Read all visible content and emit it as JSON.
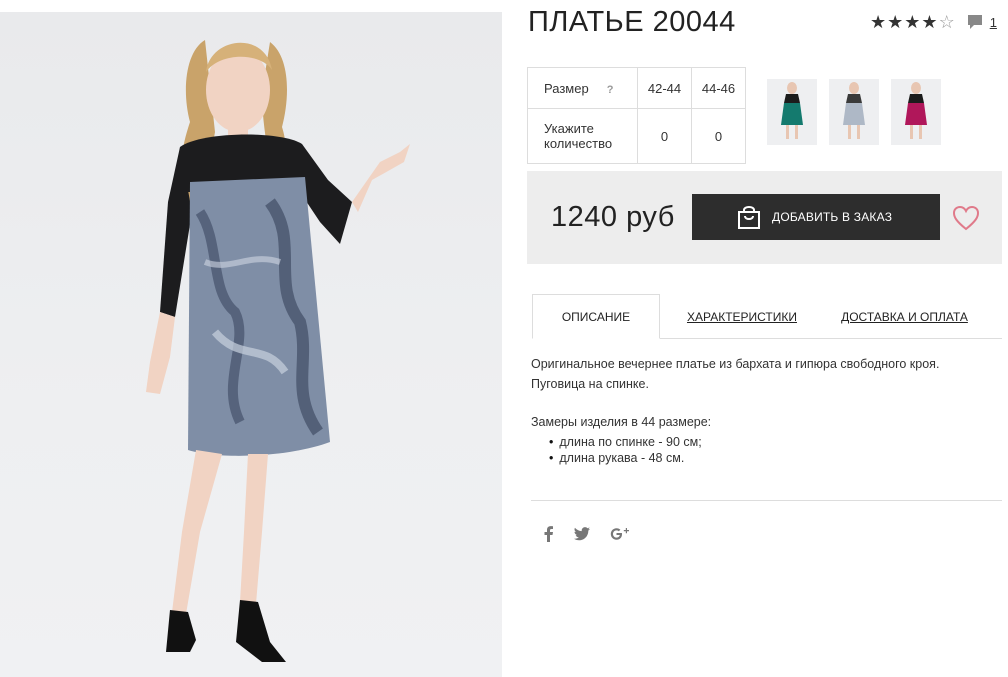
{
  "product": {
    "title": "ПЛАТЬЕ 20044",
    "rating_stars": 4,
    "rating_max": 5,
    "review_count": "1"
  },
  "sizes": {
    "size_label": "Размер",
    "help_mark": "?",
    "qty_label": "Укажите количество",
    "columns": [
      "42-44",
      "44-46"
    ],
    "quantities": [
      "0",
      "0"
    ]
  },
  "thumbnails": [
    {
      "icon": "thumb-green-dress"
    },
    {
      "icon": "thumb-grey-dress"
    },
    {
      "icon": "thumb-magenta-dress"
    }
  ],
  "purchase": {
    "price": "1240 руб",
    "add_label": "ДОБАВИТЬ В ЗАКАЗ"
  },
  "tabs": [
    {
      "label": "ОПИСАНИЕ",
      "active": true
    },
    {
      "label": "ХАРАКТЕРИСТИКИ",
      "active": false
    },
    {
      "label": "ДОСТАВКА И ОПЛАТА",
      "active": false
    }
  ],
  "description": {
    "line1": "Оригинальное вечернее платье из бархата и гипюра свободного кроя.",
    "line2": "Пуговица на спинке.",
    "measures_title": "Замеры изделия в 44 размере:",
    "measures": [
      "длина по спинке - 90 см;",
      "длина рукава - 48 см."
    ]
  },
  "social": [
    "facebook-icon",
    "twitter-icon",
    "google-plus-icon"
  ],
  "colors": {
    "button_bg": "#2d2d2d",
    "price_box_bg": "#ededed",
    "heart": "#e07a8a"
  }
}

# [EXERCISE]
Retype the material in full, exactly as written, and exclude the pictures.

# [ANSWER]
Read all visible content and emit it as JSON.
{
  "product": {
    "title": "ПЛАТЬЕ 20044",
    "rating_stars": 4,
    "rating_max": 5,
    "review_count": "1"
  },
  "sizes": {
    "size_label": "Размер",
    "help_mark": "?",
    "qty_label": "Укажите количество",
    "columns": [
      "42-44",
      "44-46"
    ],
    "quantities": [
      "0",
      "0"
    ]
  },
  "thumbnails": [
    {
      "icon": "thumb-green-dress"
    },
    {
      "icon": "thumb-grey-dress"
    },
    {
      "icon": "thumb-magenta-dress"
    }
  ],
  "purchase": {
    "price": "1240 руб",
    "add_label": "ДОБАВИТЬ В ЗАКАЗ"
  },
  "tabs": [
    {
      "label": "ОПИСАНИЕ",
      "active": true
    },
    {
      "label": "ХАРАКТЕРИСТИКИ",
      "active": false
    },
    {
      "label": "ДОСТАВКА И ОПЛАТА",
      "active": false
    }
  ],
  "description": {
    "line1": "Оригинальное вечернее платье из бархата и гипюра свободного кроя.",
    "line2": "Пуговица на спинке.",
    "measures_title": "Замеры изделия в 44 размере:",
    "measures": [
      "длина по спинке - 90 см;",
      "длина рукава - 48 см."
    ]
  },
  "social": [
    "facebook-icon",
    "twitter-icon",
    "google-plus-icon"
  ],
  "colors": {
    "button_bg": "#2d2d2d",
    "price_box_bg": "#ededed",
    "heart": "#e07a8a"
  }
}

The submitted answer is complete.